==== Material for the task ====
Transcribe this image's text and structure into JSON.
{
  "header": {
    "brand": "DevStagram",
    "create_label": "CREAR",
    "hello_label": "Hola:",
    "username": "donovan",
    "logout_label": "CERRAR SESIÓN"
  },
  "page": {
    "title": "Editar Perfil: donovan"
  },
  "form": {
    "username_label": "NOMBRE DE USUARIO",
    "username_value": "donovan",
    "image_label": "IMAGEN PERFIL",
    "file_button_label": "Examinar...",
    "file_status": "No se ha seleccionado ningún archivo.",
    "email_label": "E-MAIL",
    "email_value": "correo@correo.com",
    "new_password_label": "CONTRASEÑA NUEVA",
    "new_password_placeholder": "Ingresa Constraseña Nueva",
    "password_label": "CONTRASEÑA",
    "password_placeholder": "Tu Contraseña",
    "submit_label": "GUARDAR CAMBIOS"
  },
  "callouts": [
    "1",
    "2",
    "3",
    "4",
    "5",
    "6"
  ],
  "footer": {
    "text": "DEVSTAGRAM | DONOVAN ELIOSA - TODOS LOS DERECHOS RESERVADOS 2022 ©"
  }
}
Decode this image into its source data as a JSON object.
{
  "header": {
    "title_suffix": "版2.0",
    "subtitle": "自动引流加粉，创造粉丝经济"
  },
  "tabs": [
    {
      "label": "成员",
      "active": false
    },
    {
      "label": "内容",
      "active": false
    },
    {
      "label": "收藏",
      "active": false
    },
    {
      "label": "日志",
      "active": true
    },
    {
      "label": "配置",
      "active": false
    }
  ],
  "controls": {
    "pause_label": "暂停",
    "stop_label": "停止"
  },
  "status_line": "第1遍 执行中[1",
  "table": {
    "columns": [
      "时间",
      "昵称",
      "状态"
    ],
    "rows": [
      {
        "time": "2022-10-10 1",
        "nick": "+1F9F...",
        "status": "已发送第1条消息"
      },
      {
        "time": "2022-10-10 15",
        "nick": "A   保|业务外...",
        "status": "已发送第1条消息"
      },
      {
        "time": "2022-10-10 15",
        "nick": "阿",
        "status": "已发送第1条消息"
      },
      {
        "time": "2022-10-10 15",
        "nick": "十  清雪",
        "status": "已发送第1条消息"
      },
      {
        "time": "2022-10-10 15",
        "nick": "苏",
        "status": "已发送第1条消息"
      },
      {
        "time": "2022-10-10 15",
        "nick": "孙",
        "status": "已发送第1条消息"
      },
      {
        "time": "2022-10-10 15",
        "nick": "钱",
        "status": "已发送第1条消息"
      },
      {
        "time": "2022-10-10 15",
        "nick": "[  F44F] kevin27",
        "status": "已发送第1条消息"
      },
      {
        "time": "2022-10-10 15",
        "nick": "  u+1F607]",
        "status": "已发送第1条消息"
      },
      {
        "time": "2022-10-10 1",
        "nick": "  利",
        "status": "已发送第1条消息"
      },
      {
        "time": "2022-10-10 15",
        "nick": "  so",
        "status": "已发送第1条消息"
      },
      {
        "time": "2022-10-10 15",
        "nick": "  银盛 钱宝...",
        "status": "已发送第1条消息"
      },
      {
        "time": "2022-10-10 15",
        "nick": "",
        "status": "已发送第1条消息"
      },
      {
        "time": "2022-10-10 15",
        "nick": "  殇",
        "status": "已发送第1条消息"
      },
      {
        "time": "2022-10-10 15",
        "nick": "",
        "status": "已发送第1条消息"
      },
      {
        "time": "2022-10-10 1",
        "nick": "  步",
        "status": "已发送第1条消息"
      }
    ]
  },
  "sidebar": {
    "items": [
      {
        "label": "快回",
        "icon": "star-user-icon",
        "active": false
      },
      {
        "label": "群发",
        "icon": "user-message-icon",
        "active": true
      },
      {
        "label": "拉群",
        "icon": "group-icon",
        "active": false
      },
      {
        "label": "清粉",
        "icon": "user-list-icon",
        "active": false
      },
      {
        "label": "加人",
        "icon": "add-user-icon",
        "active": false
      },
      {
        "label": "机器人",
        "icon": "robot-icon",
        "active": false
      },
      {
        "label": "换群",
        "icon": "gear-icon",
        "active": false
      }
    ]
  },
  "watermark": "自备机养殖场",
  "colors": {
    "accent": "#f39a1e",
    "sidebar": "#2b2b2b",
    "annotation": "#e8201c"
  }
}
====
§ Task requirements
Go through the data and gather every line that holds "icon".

§ Answer for this exercise
        "icon": "star-user-icon",
        "icon": "user-message-icon",
        "icon": "group-icon",
        "icon": "user-list-icon",
        "icon": "add-user-icon",
        "icon": "robot-icon",
        "icon": "gear-icon",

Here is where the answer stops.